Of the 12 braking sections at the Sochi Autodrom, 3 are classified as demanding for the brakes, 6 are medium difficulty and 3 are light.


With a 5.5 g deceleration, turn 2 is the most demanding braking section on the circuit and one of the 10 most difficult in the Championship: the drivers apply a force of 165 kg on the pedal in order to go from 325 to 99 km/h in 1.40 seconds. Turn 13 is also worth a mention: 124 meters of braking with a 5.3 g deceleration to drop from a speed of over 200 km/h.


Four of the 6 medium difficulty braking sections are in the central part of the circuit and require a force between 119 and 133 kg on the pedal.
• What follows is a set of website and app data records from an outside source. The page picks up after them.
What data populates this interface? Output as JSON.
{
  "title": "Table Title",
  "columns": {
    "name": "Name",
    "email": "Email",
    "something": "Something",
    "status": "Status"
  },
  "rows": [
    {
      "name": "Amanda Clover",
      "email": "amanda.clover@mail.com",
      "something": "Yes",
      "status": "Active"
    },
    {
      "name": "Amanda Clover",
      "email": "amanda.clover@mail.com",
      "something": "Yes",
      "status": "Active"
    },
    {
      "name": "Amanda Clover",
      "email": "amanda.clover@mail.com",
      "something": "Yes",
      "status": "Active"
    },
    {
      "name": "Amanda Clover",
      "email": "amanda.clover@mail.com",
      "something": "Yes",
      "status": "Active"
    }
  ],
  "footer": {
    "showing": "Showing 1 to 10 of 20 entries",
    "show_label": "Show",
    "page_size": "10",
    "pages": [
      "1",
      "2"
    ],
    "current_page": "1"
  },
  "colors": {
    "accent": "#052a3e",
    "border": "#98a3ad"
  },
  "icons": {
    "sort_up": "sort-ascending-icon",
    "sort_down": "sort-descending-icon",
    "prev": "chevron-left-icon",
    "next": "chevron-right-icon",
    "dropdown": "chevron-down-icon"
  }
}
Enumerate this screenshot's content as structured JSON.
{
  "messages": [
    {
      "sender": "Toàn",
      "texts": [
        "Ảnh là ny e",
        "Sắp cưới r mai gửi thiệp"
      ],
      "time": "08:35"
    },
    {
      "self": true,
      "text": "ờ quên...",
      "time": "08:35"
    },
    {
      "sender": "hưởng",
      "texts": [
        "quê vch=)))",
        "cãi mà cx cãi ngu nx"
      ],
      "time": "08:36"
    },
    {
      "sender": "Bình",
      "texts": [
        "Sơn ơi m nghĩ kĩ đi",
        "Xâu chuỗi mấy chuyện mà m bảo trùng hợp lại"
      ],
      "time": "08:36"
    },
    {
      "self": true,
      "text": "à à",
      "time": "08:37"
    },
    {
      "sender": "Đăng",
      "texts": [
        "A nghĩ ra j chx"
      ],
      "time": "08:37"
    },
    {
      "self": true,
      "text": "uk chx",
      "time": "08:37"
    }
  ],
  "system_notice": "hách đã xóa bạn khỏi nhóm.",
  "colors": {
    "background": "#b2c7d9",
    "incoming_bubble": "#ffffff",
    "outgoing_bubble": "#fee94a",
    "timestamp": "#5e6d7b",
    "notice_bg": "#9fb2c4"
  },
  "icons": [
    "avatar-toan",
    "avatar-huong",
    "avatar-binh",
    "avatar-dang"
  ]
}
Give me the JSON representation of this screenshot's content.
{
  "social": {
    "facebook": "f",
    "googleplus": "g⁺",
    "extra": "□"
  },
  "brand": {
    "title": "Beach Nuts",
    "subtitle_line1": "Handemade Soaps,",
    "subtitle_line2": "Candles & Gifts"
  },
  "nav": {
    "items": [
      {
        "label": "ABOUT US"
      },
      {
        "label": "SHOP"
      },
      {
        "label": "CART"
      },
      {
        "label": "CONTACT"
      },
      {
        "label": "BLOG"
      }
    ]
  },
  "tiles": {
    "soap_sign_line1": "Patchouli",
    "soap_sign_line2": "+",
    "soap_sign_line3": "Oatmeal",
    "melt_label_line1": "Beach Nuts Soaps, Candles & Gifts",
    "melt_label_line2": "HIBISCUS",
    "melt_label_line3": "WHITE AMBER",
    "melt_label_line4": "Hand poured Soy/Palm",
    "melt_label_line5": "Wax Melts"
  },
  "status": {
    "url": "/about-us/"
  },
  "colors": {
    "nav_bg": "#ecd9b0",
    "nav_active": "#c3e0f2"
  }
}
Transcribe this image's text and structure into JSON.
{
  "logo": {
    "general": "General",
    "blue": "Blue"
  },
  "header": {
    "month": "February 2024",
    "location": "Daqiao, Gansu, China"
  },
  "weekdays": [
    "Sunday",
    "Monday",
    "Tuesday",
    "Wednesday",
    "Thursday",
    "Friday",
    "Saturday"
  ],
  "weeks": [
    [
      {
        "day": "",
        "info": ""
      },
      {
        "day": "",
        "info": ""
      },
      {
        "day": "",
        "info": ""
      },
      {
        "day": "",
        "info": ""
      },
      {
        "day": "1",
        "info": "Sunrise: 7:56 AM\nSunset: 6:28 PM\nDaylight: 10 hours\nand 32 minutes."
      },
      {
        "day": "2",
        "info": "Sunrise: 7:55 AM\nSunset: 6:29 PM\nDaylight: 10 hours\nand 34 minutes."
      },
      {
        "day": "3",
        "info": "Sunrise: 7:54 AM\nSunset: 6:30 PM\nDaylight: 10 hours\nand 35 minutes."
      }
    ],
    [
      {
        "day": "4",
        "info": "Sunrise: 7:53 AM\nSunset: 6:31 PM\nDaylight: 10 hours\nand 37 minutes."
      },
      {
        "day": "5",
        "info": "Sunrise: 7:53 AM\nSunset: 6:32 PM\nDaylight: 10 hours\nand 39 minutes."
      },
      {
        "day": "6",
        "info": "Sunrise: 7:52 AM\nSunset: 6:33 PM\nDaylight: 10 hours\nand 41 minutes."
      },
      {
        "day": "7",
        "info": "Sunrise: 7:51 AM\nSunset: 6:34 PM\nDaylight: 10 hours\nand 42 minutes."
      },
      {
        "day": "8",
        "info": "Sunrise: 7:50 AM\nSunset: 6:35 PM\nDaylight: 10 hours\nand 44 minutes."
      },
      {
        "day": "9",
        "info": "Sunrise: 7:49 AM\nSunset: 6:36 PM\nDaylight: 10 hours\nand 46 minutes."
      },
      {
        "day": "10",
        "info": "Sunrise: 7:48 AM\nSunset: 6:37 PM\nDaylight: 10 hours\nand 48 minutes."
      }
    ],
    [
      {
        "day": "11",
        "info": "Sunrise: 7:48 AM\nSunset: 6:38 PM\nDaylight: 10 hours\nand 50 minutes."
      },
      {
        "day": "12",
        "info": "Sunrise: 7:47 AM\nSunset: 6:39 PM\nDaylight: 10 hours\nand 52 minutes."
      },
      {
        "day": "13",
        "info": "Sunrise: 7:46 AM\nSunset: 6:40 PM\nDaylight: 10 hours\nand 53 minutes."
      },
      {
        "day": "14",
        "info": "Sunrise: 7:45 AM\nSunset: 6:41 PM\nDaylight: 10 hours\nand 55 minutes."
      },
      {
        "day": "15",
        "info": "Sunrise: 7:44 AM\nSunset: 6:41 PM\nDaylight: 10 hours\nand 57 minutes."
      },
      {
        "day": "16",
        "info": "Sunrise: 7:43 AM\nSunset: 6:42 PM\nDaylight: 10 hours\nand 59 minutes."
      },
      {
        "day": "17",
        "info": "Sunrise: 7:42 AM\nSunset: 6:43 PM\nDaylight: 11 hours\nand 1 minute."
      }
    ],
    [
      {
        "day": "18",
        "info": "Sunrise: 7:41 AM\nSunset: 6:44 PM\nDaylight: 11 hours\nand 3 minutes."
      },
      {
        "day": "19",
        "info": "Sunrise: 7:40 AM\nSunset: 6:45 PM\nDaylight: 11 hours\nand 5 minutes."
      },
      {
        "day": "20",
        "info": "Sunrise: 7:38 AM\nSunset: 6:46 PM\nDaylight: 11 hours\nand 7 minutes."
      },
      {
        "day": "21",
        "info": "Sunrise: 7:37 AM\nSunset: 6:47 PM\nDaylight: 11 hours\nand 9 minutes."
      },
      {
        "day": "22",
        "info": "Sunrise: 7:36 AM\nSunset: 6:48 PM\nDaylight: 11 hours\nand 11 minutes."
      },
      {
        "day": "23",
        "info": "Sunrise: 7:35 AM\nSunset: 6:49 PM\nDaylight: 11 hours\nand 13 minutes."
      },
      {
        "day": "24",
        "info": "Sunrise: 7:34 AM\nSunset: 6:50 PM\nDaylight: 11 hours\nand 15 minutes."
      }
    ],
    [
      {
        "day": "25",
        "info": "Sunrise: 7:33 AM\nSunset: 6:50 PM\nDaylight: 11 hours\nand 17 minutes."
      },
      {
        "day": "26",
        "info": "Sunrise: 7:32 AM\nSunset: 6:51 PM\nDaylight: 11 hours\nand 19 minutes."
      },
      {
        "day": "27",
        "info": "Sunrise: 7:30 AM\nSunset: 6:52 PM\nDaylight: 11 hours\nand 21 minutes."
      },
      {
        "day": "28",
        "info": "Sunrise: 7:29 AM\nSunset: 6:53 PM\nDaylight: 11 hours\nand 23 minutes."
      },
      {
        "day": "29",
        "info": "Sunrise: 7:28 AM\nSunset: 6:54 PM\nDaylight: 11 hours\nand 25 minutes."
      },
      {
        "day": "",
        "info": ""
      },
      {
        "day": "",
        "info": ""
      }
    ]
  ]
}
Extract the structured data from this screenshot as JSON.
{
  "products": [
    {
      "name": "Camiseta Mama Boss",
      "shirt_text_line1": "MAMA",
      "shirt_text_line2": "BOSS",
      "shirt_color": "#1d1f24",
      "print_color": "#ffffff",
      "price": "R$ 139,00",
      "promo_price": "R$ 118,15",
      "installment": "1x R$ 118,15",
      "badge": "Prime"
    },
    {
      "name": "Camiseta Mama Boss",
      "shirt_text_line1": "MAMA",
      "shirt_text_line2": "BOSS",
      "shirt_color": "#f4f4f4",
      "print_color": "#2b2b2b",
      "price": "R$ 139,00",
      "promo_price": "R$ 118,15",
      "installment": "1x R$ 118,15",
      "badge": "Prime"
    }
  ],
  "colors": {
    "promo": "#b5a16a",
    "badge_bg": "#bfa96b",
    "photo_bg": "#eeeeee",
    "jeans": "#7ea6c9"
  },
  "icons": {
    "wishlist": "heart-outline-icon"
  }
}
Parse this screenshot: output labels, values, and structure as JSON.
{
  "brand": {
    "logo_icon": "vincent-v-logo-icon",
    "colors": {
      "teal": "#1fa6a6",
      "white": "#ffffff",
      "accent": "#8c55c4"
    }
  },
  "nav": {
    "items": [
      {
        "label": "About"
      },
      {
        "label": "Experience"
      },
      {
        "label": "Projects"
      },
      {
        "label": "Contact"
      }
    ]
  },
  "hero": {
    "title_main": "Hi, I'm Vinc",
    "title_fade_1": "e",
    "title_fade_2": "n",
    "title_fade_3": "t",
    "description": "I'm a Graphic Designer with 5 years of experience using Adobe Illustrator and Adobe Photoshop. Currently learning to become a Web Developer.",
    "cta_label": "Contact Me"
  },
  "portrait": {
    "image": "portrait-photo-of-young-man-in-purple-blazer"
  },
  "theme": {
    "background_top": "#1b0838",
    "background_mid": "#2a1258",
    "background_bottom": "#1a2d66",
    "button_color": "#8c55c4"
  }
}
The easiest braking section is on turn 16 with just 18 meters of space to drop the speed 16 km.




Brembo Wins

In the 2 editions of the Russian GP that have been held, the cars equipped with Brembo brakes have always taken pole position and have finished first and second in the race.